Sinful Sucrose

Tell me sweet little lies.

NUVO magazine: Sinful sucrose.

Illustration by Andrew Holder.

One day I was grocery shopping with a friend when I picked up a bottle of corn syrup. “Don’t buy that!” she said. “It’s poison!”

I know my friend meant well. She was attempting to save me from one of society’s greatest evils, a scourge apparently unmatched since the advent of the smallpox vaccine—high-fructose corn syrup. Consuming the stuff, we are often told, will put you on a veritable Hellevator ride to obesity and diabetes. It’s just one of the nutritional canards that regularly come down the media’s broken telephone line of scientific reporting.

It was Michael Pollan’s influential book The Omnivore’s Dilemma that first made high-fructose corn syrup a byword for dietary disaster—the key to the plague of obesity in North America. Pollan was not referring to the kind of syrup I was grabbing off the shelf—ordinary corn syrup has no fructose at all, only glucose. High-fructose corn syrup has been processed with enzymes that convert roughly half of the glucose to fructose, creating a sweetener that is chemically very similar to table sugar but a good deal cheaper to manufacture. It is that affordability, Pollan reported, that led to the wave of supersizing in the fast-food industry. Thanks to high-fructose corn syrup, it became cheaper to make soft drinks. Coca-Cola started using it in 1980, the same year that 7-Eleven introduced the Big Gulp. Cheaper prices for bigger drinks led to bigger consumers—and more health problems.

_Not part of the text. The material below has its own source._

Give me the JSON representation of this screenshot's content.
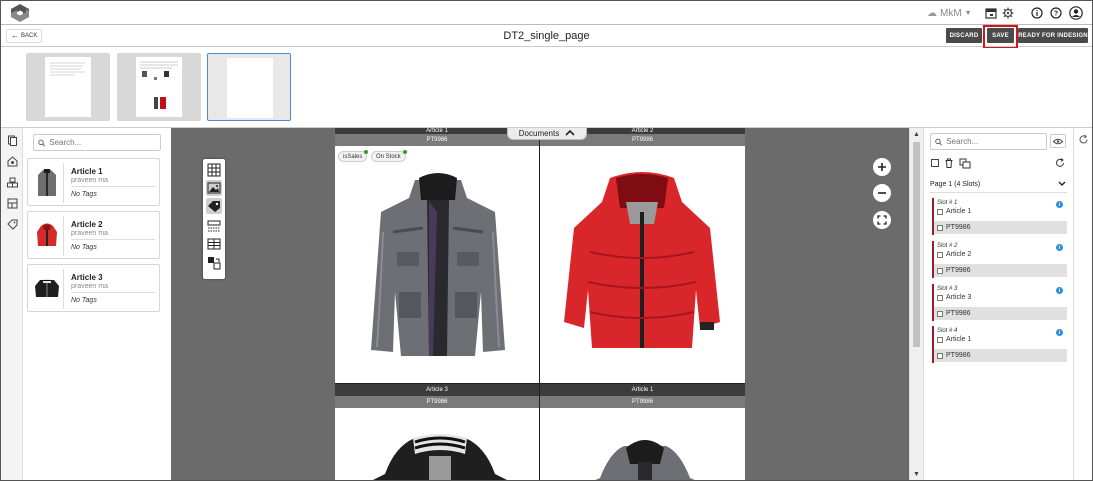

According to studies done by the American Medical Association and others, there is no evidence that high-fructose corn syrup is any different from ordinary sugar in the way it is metabolized by the human body; it is simply an alternative sweetener, apparently no worse for you than an equivalent amount of sucrose.

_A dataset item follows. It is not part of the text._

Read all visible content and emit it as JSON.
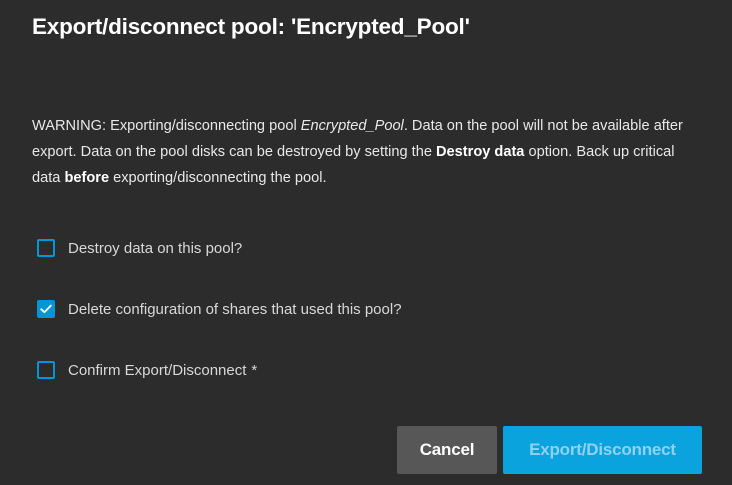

But thanks to the confusion that characterizes so much debate over scientific, medical, and nutritional information, the economic aspect of the story has been garbled or ignored. The message was that high-fructose corn syrup causes obesity; the details are lost in transmission.

Not every nutritional scare arrives via misinformation. William Davis’s bestselling book Wheat Belly offers up the theory that the gluten in wheat can mess you up even if you do not suffer from celiac disease, and is a key cause of obesity. Many nutritionists take issue with that claim, but at least Davis’s theory is not being misreported. You either buy it or you don’t.

Yet these claims, too, gain traction thanks to poorly understood concepts. Davis argues that modern wheat is a sort of genetic mutant created via agricultural crossbreeding, a Franken-grain that our bodies cannot properly process. If so, we’re in big trouble, since few if any modern agricultural crops have survived unaltered through history. Get ready for a string of bestsellers: Carrot BellyPotato BellyLettuce Belly.

Meanwhile the public will continue to swallow nutritional half-truths. Look no further than the humble peanut butter and banana sandwich. Made with sugarless peanut butter on whole grain bread, it’s a healthy snack. Unfortunately, Elvis Presley’s fried version included at least a pound of butter. Now, peanut butter and banana sandwiches are maligned as the snack that killed the King. Someone ought to write a book.